■ TASK TO CARRY OUT ■
Could every line of the listing be output exactly, with the pictures skipped?

[Opening EXTRACTED RECORDS section]

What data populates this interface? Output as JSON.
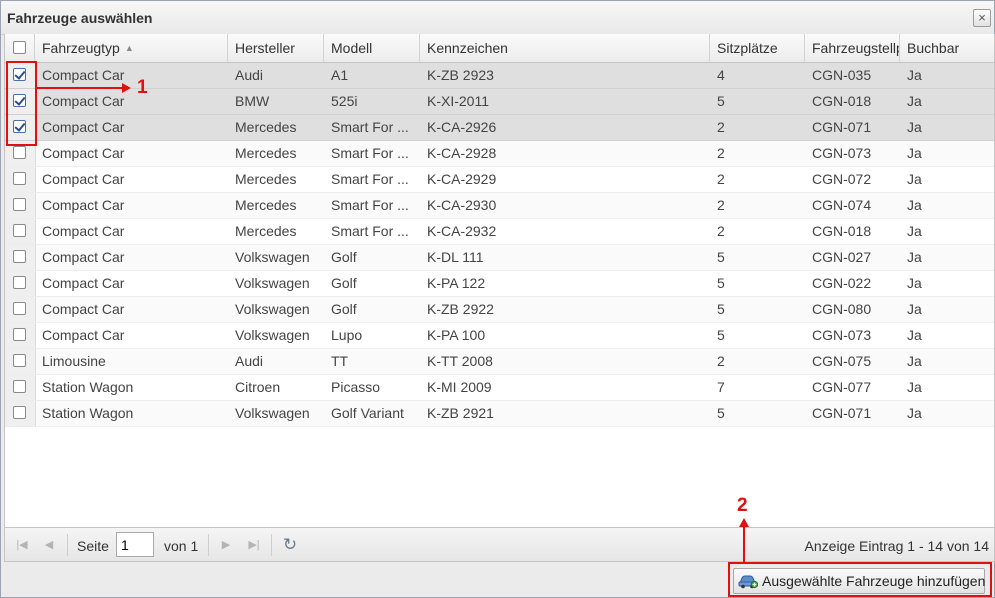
{
  "dialog": {
    "title": "Fahrzeuge auswählen",
    "close_glyph": "×"
  },
  "columns": [
    "Fahrzeugtyp",
    "Hersteller",
    "Modell",
    "Kennzeichen",
    "Sitzplätze",
    "Fahrzeugstellp",
    "Buchbar"
  ],
  "sort_indicator": "▲",
  "rows": [
    {
      "checked": true,
      "cells": [
        "Compact Car",
        "Audi",
        "A1",
        "K-ZB 2923",
        "4",
        "CGN-035",
        "Ja"
      ]
    },
    {
      "checked": true,
      "cells": [
        "Compact Car",
        "BMW",
        "525i",
        "K-XI-2011",
        "5",
        "CGN-018",
        "Ja"
      ]
    },
    {
      "checked": true,
      "cells": [
        "Compact Car",
        "Mercedes",
        "Smart For ...",
        "K-CA-2926",
        "2",
        "CGN-071",
        "Ja"
      ]
    },
    {
      "checked": false,
      "cells": [
        "Compact Car",
        "Mercedes",
        "Smart For ...",
        "K-CA-2928",
        "2",
        "CGN-073",
        "Ja"
      ]
    },
    {
      "checked": false,
      "cells": [
        "Compact Car",
        "Mercedes",
        "Smart For ...",
        "K-CA-2929",
        "2",
        "CGN-072",
        "Ja"
      ]
    },
    {
      "checked": false,
      "cells": [
        "Compact Car",
        "Mercedes",
        "Smart For ...",
        "K-CA-2930",
        "2",
        "CGN-074",
        "Ja"
      ]
    },
    {
      "checked": false,
      "cells": [
        "Compact Car",
        "Mercedes",
        "Smart For ...",
        "K-CA-2932",
        "2",
        "CGN-018",
        "Ja"
      ]
    },
    {
      "checked": false,
      "cells": [
        "Compact Car",
        "Volkswagen",
        "Golf",
        "K-DL 111",
        "5",
        "CGN-027",
        "Ja"
      ]
    },
    {
      "checked": false,
      "cells": [
        "Compact Car",
        "Volkswagen",
        "Golf",
        "K-PA 122",
        "5",
        "CGN-022",
        "Ja"
      ]
    },
    {
      "checked": false,
      "cells": [
        "Compact Car",
        "Volkswagen",
        "Golf",
        "K-ZB 2922",
        "5",
        "CGN-080",
        "Ja"
      ]
    },
    {
      "checked": false,
      "cells": [
        "Compact Car",
        "Volkswagen",
        "Lupo",
        "K-PA 100",
        "5",
        "CGN-073",
        "Ja"
      ]
    },
    {
      "checked": false,
      "cells": [
        "Limousine",
        "Audi",
        "TT",
        "K-TT 2008",
        "2",
        "CGN-075",
        "Ja"
      ]
    },
    {
      "checked": false,
      "cells": [
        "Station Wagon",
        "Citroen",
        "Picasso",
        "K-MI 2009",
        "7",
        "CGN-077",
        "Ja"
      ]
    },
    {
      "checked": false,
      "cells": [
        "Station Wagon",
        "Volkswagen",
        "Golf Variant",
        "K-ZB 2921",
        "5",
        "CGN-071",
        "Ja"
      ]
    }
  ],
  "pager": {
    "page_label": "Seite",
    "page_value": "1",
    "of_label": "von 1",
    "info": "Anzeige Eintrag 1 - 14 von 14",
    "icons": {
      "first": "first-page-icon",
      "prev": "prev-page-icon",
      "next": "next-page-icon",
      "last": "last-page-icon",
      "refresh": "refresh-icon"
    }
  },
  "add_button": {
    "label": "Ausgewählte Fahrzeuge hinzufügen",
    "icon": "car-add-icon"
  },
  "annotations": [
    "1",
    "2"
  ],
  "colors": {
    "annotation": "#e01010",
    "selected_row": "#dfdfdf"
  }
}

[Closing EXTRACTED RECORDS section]

■ TASK RESULT ■
What data populates this interface? Output as JSON.
{
  "dialog": {
    "title": "Fahrzeuge auswählen",
    "close_glyph": "×"
  },
  "columns": [
    "Fahrzeugtyp",
    "Hersteller",
    "Modell",
    "Kennzeichen",
    "Sitzplätze",
    "Fahrzeugstellp",
    "Buchbar"
  ],
  "sort_indicator": "▲",
  "rows": [
    {
      "checked": true,
      "cells": [
        "Compact Car",
        "Audi",
        "A1",
        "K-ZB 2923",
        "4",
        "CGN-035",
        "Ja"
      ]
    },
    {
      "checked": true,
      "cells": [
        "Compact Car",
        "BMW",
        "525i",
        "K-XI-2011",
        "5",
        "CGN-018",
        "Ja"
      ]
    },
    {
      "checked": true,
      "cells": [
        "Compact Car",
        "Mercedes",
        "Smart For ...",
        "K-CA-2926",
        "2",
        "CGN-071",
        "Ja"
      ]
    },
    {
      "checked": false,
      "cells": [
        "Compact Car",
        "Mercedes",
        "Smart For ...",
        "K-CA-2928",
        "2",
        "CGN-073",
        "Ja"
      ]
    },
    {
      "checked": false,
      "cells": [
        "Compact Car",
        "Mercedes",
        "Smart For ...",
        "K-CA-2929",
        "2",
        "CGN-072",
        "Ja"
      ]
    },
    {
      "checked": false,
      "cells": [
        "Compact Car",
        "Mercedes",
        "Smart For ...",
        "K-CA-2930",
        "2",
        "CGN-074",
        "Ja"
      ]
    },
    {
      "checked": false,
      "cells": [
        "Compact Car",
        "Mercedes",
        "Smart For ...",
        "K-CA-2932",
        "2",
        "CGN-018",
        "Ja"
      ]
    },
    {
      "checked": false,
      "cells": [
        "Compact Car",
        "Volkswagen",
        "Golf",
        "K-DL 111",
        "5",
        "CGN-027",
        "Ja"
      ]
    },
    {
      "checked": false,
      "cells": [
        "Compact Car",
        "Volkswagen",
        "Golf",
        "K-PA 122",
        "5",
        "CGN-022",
        "Ja"
      ]
    },
    {
      "checked": false,
      "cells": [
        "Compact Car",
        "Volkswagen",
        "Golf",
        "K-ZB 2922",
        "5",
        "CGN-080",
        "Ja"
      ]
    },
    {
      "checked": false,
      "cells": [
        "Compact Car",
        "Volkswagen",
        "Lupo",
        "K-PA 100",
        "5",
        "CGN-073",
        "Ja"
      ]
    },
    {
      "checked": false,
      "cells": [
        "Limousine",
        "Audi",
        "TT",
        "K-TT 2008",
        "2",
        "CGN-075",
        "Ja"
      ]
    },
    {
      "checked": false,
      "cells": [
        "Station Wagon",
        "Citroen",
        "Picasso",
        "K-MI 2009",
        "7",
        "CGN-077",
        "Ja"
      ]
    },
    {
      "checked": false,
      "cells": [
        "Station Wagon",
        "Volkswagen",
        "Golf Variant",
        "K-ZB 2921",
        "5",
        "CGN-071",
        "Ja"
      ]
    }
  ],
  "pager": {
    "page_label": "Seite",
    "page_value": "1",
    "of_label": "von 1",
    "info": "Anzeige Eintrag 1 - 14 von 14",
    "icons": {
      "first": "first-page-icon",
      "prev": "prev-page-icon",
      "next": "next-page-icon",
      "last": "last-page-icon",
      "refresh": "refresh-icon"
    }
  },
  "add_button": {
    "label": "Ausgewählte Fahrzeuge hinzufügen",
    "icon": "car-add-icon"
  },
  "annotations": [
    "1",
    "2"
  ],
  "colors": {
    "annotation": "#e01010",
    "selected_row": "#dfdfdf"
  }
}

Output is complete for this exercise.